Dennison Mayor Jeff Flaten was just trying to make sure the sewer wouldn’t back up when he got cited by OSHA. After an article in the St. Paul Pioneer Press highlighting aging water systems was published in February, the City was cited because the Mayor has been going down the lift station sewer to make sure it keeps working. He’s not licensed for that. After the longtime water and sewer operator retired Flaten has been descending down into the the sewer every day to check that it’s functioning, even discharging sewer water, cleaning the screens and checking water meters in town. He’s asking the Governor for bonding dollars to build a lift station. In a meeting yesterday at Dennison Town Hall, Flaten told Lt. governor Tina Smith that it’s “a need, not a want”. She said, “I think it’s kinda the most basic thing that people expect their government to do for them….We’re going to come together as a community and figure out how to pay for that”. Flaten expressed frustration to Minnesota Public Facilities Authority Ex. Dir. Jeff Freeman regarding the grant process, “To be honest, I’m getting a little angry right now”… He told Freeman he thinks the system is unfair to small towns and caters to larger cities that have the money to hire lobbyists and consultants to help fill out the grant applications. Freeman said Minnesota Rural Water Association can help him do that. Smith told Flaten, “I’m here because I think you’re doing a really good job of representing small communities who are faced with a very specific set of challenges and the reality is that it’s in all of our interests to help Dennison and communities like Dennison all across the state”. The City is currently working with PeopleService to bridge the gap till a new lift station is built and satisfy OSHA. The cost for the lift station is $200,000, nearly twice Dennison’s annual budget. The city of 190, proposes to chip in another $48,000, funded in part with a new $25 monthly water fee on residents. Flaten is asking for another ½ million for a water infiltration system. The current lift station was built in 1962.

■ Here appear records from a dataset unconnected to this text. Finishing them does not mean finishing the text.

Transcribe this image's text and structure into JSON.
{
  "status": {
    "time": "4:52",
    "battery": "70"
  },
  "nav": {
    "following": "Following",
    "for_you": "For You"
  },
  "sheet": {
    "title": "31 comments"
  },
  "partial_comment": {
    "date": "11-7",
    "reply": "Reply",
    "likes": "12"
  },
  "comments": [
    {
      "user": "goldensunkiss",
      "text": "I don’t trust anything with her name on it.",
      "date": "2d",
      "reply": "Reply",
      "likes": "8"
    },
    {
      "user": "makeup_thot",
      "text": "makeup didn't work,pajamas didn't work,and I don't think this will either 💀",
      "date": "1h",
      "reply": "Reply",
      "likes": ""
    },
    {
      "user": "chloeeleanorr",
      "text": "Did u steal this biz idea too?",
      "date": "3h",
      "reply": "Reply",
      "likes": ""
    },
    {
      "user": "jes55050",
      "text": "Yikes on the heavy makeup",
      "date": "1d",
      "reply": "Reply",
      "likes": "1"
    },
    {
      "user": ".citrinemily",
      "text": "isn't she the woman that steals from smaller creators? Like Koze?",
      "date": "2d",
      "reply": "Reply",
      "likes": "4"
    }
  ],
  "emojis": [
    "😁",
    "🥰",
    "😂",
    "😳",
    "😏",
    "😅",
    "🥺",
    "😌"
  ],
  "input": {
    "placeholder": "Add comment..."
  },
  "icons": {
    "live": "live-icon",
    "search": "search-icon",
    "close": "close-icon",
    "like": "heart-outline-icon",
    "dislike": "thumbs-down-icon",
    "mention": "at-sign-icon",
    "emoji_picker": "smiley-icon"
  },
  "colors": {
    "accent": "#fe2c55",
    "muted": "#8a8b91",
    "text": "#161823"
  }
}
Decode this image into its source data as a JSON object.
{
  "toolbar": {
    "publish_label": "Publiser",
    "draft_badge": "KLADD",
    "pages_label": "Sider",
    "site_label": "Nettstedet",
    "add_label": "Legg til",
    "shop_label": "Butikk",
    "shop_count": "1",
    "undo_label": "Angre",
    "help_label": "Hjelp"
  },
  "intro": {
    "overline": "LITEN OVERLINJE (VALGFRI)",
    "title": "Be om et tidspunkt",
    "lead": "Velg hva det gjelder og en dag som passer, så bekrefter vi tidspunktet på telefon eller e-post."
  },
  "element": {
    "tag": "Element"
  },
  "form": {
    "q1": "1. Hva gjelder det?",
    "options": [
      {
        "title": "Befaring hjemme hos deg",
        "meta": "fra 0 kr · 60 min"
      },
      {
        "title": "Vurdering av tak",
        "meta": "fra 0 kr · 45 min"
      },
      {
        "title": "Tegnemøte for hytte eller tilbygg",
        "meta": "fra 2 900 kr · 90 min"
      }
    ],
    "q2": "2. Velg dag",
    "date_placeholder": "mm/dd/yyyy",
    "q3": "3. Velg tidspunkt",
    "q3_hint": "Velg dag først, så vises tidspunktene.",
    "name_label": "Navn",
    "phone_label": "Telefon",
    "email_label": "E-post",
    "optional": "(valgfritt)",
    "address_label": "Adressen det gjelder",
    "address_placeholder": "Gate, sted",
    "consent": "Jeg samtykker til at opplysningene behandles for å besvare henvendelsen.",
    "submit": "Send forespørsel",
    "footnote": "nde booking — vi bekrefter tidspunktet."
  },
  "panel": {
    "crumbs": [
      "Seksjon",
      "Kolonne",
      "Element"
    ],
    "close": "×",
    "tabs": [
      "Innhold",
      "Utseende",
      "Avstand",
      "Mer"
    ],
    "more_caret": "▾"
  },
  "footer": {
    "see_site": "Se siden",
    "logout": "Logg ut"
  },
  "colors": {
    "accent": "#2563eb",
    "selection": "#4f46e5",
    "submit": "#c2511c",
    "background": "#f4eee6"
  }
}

Real ID moves in the House but only to allow them to talk about it
It’s only a 10 week legislative session and 4 weeks have gone by. House District 20b representative David Bly said Friday is the 1st deadline which means, all the policy bills must be heard in committees. Bly says it means they spend the day there. Real ID moved through the House but all it means is that the Legislature can talk about it… and hopefully solve the issue. This will go back to the Senate. Privacy has been the biggest issue. Minnesota’s deadline to comply with federal changes is 2018.
2016 Sidewalk Poetry winners announced

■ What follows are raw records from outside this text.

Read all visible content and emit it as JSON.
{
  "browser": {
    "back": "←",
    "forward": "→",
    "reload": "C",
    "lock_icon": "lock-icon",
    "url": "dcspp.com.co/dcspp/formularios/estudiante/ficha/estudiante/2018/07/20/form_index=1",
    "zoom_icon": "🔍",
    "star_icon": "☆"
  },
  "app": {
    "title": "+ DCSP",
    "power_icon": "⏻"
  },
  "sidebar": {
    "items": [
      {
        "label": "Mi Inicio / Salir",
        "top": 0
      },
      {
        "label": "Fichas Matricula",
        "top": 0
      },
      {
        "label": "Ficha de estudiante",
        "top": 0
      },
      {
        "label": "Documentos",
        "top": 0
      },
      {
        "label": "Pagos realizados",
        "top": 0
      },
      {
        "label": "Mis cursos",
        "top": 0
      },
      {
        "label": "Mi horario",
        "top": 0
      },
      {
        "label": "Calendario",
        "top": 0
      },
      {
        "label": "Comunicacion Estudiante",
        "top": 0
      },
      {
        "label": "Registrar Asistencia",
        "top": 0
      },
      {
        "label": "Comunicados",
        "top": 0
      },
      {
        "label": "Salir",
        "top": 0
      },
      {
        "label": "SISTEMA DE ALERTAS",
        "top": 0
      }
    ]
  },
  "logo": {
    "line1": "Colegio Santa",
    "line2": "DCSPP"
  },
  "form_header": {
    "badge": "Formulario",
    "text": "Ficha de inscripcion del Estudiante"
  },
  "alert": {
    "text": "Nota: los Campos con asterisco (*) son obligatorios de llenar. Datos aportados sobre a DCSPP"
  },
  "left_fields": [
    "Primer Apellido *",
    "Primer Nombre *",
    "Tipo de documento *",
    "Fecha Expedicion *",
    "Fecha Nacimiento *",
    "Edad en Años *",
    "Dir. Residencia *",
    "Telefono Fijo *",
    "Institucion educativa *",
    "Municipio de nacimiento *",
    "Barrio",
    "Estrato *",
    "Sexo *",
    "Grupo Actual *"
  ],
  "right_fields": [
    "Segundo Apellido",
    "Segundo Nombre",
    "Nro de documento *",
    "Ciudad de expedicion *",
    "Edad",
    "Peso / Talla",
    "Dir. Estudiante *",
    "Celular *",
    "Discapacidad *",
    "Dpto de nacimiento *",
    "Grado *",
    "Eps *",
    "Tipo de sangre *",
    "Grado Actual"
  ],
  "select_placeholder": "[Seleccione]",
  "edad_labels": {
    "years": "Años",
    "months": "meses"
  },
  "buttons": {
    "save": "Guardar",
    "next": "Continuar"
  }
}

The 2016 Sidewalk Poetry winners have been announced. Northfield’s Arts and Culture Commission, in partnership with the Friends and Foundation of the Library, selected 9 poems from 102 submitted. The names of the winners and their poems are posted on our website now under Community News. Poems will be installed in City sidewalks over the spring and summer. KYMN’s Paula Granquist will be talking with the winners on her show Art Zany, April 15th.
Click below to listen to the 3-30-16 NEWS podcast:
Listen for news updates on-air at 6, 7, 8, Noon, 3 and 5
- Corinne Smith and Richard DeBeau
- Ben Martig
- Matt Hillmann
- Senator Rich Draheim
- Representative Todd Lippert
- Mar Valdecantos
- Wendell Arneson
- Jack Hoschouer, Parts 1 and 2
- Fran Windschitl, Parts 1 & 2
- Manny Villafana
- Nuevos equipos de gobierno local y estatal en Minnesota
- Nuevos representantes del Congreso de Estados Unidos